Signs & Symptoms | The Signs of Pregnancy
I was driving home from a horseback riding lesson when I noticed how sore my chest was – despite my supportive exercise bra. A quick glimpse in the rearview mirror showed a scattering of breakouts along my chin. “Yeah,” I thought, “I’ve been a tad emotional lately, too.” Three of the signs I was to start my period were firmly in place. But one (OK, OK, four) pregnancy tests later made it abundantly clear my cycle wouldn’t be starting anytime soon.
How could I have missed it? How could I not distinguish the subtle symptoms that signified a little one was on the way? Well, mainly because the signs of pregnancy can closely mirror the signs of a pending menstrual cycle. So how can you tell the difference?
The Signs of Pregnancy
Often symptoms of early pregnancy can mimic some premenstrual symptoms, though they’re usually more pronounced.
“In my experience, many women experience breast tenderness that tends to be more than the usual premenstrual tenderness,” says Margaret Buxton, a certified nurse-midwife at the West End Women’s Health Center in Nashville, Tenn. “Nausea doesn’t typically crop up until five to six weeks after the missed period. But there are many women who have irregular periods and don’t find it unusual to go six to eight weeks between cycles – or they may be breastfeeding and not having cycles at all. For these women, the nausea can alert their suspicion to pregnancy.”
A few other, usually subtle, signs can include pelvic cramping, acid reflux, increase in vaginal secretions or even increase in salivation, says Dr. Alice Shen from the Small Miracles Family Center at Caritas Norwood Hospital in Norwood, Mass. “Often symptoms of early pregnancy can mimic some premenstrual symptoms, though they’re usually more pronounced.”
“There is no absolute way to distinguish between the symptoms of early pregnancy and premenstrual symptoms reliably except by taking a pregnancy test or waiting for a missed period,” Dr. Shen says.
But when can you take a pregnancy test and be confident that what the little stick is telling you is correct?
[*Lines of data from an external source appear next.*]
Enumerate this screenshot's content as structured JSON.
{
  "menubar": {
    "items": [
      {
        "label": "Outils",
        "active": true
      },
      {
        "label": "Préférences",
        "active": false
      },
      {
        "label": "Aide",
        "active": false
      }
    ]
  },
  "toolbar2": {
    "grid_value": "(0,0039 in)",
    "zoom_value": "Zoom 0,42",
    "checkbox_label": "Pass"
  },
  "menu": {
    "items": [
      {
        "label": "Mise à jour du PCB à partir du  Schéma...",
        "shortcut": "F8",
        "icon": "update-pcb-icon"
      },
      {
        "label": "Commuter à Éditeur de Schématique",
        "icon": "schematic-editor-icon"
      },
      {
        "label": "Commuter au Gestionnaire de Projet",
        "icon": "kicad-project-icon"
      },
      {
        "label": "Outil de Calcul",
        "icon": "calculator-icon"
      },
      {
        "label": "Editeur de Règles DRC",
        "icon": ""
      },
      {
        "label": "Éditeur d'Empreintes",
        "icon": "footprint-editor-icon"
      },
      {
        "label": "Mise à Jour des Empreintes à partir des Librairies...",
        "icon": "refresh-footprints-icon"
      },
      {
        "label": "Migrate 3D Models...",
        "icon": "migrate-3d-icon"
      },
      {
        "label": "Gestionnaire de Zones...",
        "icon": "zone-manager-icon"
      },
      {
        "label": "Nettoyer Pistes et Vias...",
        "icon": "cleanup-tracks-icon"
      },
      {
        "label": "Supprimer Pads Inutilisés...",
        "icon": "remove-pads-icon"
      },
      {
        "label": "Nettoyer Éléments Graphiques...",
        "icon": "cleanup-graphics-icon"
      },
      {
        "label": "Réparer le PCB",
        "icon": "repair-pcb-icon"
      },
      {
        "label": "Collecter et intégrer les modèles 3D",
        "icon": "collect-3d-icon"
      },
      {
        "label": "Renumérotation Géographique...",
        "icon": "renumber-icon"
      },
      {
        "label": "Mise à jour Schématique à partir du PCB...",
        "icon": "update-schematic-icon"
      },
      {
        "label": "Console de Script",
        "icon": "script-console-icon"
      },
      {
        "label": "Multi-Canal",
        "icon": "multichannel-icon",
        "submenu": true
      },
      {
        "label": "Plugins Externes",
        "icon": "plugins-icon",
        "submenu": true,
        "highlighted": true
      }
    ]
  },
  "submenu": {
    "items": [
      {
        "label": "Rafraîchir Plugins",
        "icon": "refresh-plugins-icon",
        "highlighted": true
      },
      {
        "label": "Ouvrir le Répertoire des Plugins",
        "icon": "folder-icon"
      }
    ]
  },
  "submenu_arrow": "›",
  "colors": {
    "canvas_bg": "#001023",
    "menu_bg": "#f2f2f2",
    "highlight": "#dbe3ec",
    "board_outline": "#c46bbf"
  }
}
“In general, most tests will be able to detect a positive no earlier than 10 days from ovulation,” Buxton says. “If the test is negative, you can try again in five to seven days. It takes 10 days for your pregnancy hormones (HCG) to increase in your system to a detectable level in your urine.”
“The best time is when a woman is late for a period,” Dr. Morehead says. “Some sensitive assays are positive a few days before the period is due, but home pregnancy tests are more reliable after the time a regular period would have started – the pregnancy hormone HCG detected by pregnancy tests climbs higher and higher as the early pregnancy develops, and is more easily detected.”
Dr. Shen says that home pregnancy tests are very accurate and determine a positive result very early these days, which is welcome news to many a hopeful-mom-to-be. “But once the test is positive, the woman should call her OB’s office to make an appointment for an OB consultation,” she says.
Possible Signs You’re Pregnant
- Missed period
- Breast tenderness
- Pelvic cramping
- Acid reflux
- Vaginal secretions